* _What this task involves_
A verbatim copy of the line containing "Parse this screenshot: output" and all lines after it, up to and including the final line of the records, is the only acceptable output.

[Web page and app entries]
↓

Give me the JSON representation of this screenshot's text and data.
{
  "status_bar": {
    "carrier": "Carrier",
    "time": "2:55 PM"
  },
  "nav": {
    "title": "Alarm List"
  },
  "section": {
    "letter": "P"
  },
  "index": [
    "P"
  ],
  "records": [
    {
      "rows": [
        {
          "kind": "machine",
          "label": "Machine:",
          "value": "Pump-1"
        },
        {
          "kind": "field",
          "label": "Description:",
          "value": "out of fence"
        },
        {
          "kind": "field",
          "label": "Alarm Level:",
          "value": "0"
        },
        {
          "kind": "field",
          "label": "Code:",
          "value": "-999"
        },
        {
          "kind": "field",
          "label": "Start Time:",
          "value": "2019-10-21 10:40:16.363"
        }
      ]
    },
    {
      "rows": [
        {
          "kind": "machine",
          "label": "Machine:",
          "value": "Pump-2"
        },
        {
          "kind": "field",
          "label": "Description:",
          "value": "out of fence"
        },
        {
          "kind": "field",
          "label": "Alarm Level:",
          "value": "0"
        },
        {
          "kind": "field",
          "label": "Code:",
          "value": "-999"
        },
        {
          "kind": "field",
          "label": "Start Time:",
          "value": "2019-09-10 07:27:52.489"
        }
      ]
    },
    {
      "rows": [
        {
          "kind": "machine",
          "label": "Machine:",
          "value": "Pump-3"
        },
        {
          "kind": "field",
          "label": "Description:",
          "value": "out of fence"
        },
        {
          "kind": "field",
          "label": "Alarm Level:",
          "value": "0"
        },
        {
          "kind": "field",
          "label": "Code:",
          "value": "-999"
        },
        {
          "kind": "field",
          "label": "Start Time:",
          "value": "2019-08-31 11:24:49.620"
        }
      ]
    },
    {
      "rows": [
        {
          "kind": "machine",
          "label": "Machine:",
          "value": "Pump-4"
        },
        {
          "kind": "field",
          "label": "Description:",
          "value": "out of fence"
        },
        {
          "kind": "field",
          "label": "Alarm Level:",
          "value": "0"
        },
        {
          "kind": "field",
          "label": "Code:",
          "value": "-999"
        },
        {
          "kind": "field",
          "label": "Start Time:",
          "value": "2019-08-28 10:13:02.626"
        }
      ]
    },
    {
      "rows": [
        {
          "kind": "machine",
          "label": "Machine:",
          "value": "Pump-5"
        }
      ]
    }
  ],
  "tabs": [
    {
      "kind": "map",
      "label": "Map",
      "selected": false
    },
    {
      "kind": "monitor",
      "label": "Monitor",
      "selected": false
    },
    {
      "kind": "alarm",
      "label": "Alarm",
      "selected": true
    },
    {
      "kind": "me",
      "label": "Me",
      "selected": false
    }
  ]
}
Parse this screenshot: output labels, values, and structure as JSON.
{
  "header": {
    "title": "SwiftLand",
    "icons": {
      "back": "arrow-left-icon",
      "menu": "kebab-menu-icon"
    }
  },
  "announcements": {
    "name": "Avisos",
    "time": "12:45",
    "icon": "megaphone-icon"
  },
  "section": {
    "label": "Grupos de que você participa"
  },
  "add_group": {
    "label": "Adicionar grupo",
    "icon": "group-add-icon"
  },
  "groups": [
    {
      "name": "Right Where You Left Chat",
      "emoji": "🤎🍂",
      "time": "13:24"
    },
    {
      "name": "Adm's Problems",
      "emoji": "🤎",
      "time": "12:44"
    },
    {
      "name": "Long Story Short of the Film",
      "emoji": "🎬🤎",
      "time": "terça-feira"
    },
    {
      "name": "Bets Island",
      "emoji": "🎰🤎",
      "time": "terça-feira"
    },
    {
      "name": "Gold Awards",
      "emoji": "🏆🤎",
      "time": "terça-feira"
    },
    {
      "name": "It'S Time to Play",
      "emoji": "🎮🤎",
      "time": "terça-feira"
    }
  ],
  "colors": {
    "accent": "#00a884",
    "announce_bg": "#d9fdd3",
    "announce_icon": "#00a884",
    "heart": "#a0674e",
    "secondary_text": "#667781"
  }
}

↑

* _Finished exercise_
Parse this screenshot: output labels, values, and structure as JSON.
{
  "header": {
    "title": "SwiftLand",
    "icons": {
      "back": "arrow-left-icon",
      "menu": "kebab-menu-icon"
    }
  },
  "announcements": {
    "name": "Avisos",
    "time": "12:45",
    "icon": "megaphone-icon"
  },
  "section": {
    "label": "Grupos de que você participa"
  },
  "add_group": {
    "label": "Adicionar grupo",
    "icon": "group-add-icon"
  },
  "groups": [
    {
      "name": "Right Where You Left Chat",
      "emoji": "🤎🍂",
      "time": "13:24"
    },
    {
      "name": "Adm's Problems",
      "emoji": "🤎",
      "time": "12:44"
    },
    {
      "name": "Long Story Short of the Film",
      "emoji": "🎬🤎",
      "time": "terça-feira"
    },
    {
      "name": "Bets Island",
      "emoji": "🎰🤎",
      "time": "terça-feira"
    },
    {
      "name": "Gold Awards",
      "emoji": "🏆🤎",
      "time": "terça-feira"
    },
    {
      "name": "It'S Time to Play",
      "emoji": "🎮🤎",
      "time": "terça-feira"
    }
  ],
  "colors": {
    "accent": "#00a884",
    "announce_bg": "#d9fdd3",
    "announce_icon": "#00a884",
    "heart": "#a0674e",
    "secondary_text": "#667781"
  }
}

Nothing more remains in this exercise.